There are many complicated nuances that go into the study of human behavior, and particularly what drives people to head down a path of addiction that is difficult to reverse. However, researchers are working a lot harder to discover some of the traits that might be driving the rises in addiction that we are seeing in our culture. Perhaps, along with the socioeconomic factors that are behind it, there is a psychological foundation that has caused this to be so. One such way that researchers have begun to look into, as far as addiction goes, is whether or not personalities that are perceived as risk-takers are more susceptible to getting wrapped up in addiction than people who are not. Here is how this phenomenon has had an effect...
Minds that seek rewards
The chemistry in the brain that is at play behind risk-taking personalities has to do with how they perceive risk-rewards situations. These types of people continually seek out behavior that rewards them with positive feelings. However, this type of reward seeking activity can cloud people’s better judgement. As a person with this type of brain structure begins to use an addictive substance, their mind continues to reward them for the high that they experience when they do so. This builds a self-sustaining cycle of drug use and feelings of reward that are hard to undo.
Leads to a more party-oriented drug culture

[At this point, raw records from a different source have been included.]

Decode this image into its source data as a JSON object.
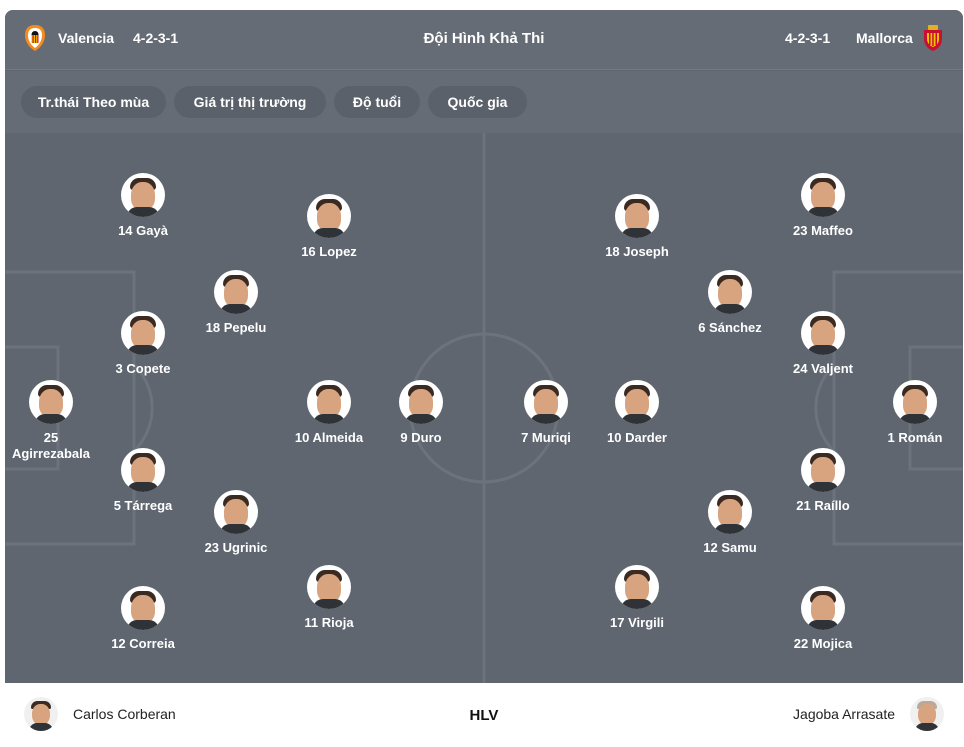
{
  "header": {
    "home_team": "Valencia",
    "home_formation": "4-2-3-1",
    "title": "Đội Hình Khả Thi",
    "away_formation": "4-2-3-1",
    "away_team": "Mallorca"
  },
  "tabs": [
    {
      "label": "Tr.thái Theo mùa"
    },
    {
      "label": "Giá trị thị trường"
    },
    {
      "label": "Độ tuổi"
    },
    {
      "label": "Quốc gia"
    }
  ],
  "home_players": [
    {
      "label": "14 Gayà"
    },
    {
      "label": "16 Lopez"
    },
    {
      "label": "18 Pepelu"
    },
    {
      "label": "3 Copete"
    },
    {
      "label": "25 Agirrezabala"
    },
    {
      "label": "10 Almeida"
    },
    {
      "label": "9 Duro"
    },
    {
      "label": "5 Tárrega"
    },
    {
      "label": "23 Ugrinic"
    },
    {
      "label": "12 Correia"
    },
    {
      "label": "11 Rioja"
    }
  ],
  "away_players": [
    {
      "label": "18 Joseph"
    },
    {
      "label": "23 Maffeo"
    },
    {
      "label": "6 Sánchez"
    },
    {
      "label": "24 Valjent"
    },
    {
      "label": "7 Muriqi"
    },
    {
      "label": "10 Darder"
    },
    {
      "label": "1 Román"
    },
    {
      "label": "21 Raíllo"
    },
    {
      "label": "12 Samu"
    },
    {
      "label": "17 Virgili"
    },
    {
      "label": "22 Mojica"
    }
  ],
  "footer": {
    "home_coach": "Carlos Corberan",
    "label": "HLV",
    "away_coach": "Jagoba Arrasate"
  },
  "colors": {
    "pitch": "#5f6670",
    "header": "#656c76",
    "tab_bg": "#5b616a",
    "valencia_crest": "#f28c1e",
    "mallorca_crest": "#c8102e"
  }
}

There is a correlation between people who exhibit risk taking behavior and people who are incredibly outgoing. This leads many people who may be more susceptible to substance abuse with other people who have the same risks. Years of this type of social interaction has caused some more outgoing venues, such as party scenes, to become a haven for drug-infused behavior. This has laid a foundation in the country’s drug culture as something that is more party-oriented and “fun,” which makes the image of certain substances harder to combat.
People with risk-taking personalities are more likely to initially try a drug
At the root of risk taking behavior being correlated with drug use, though, might actually simply be that people who exhibit such behavior are more likely to try illicit substances in the first place. People who engage in risk-reward activities are less likely to shy away from something that they perceive as unsafe or dangerous, and will try something out just for the experience of it.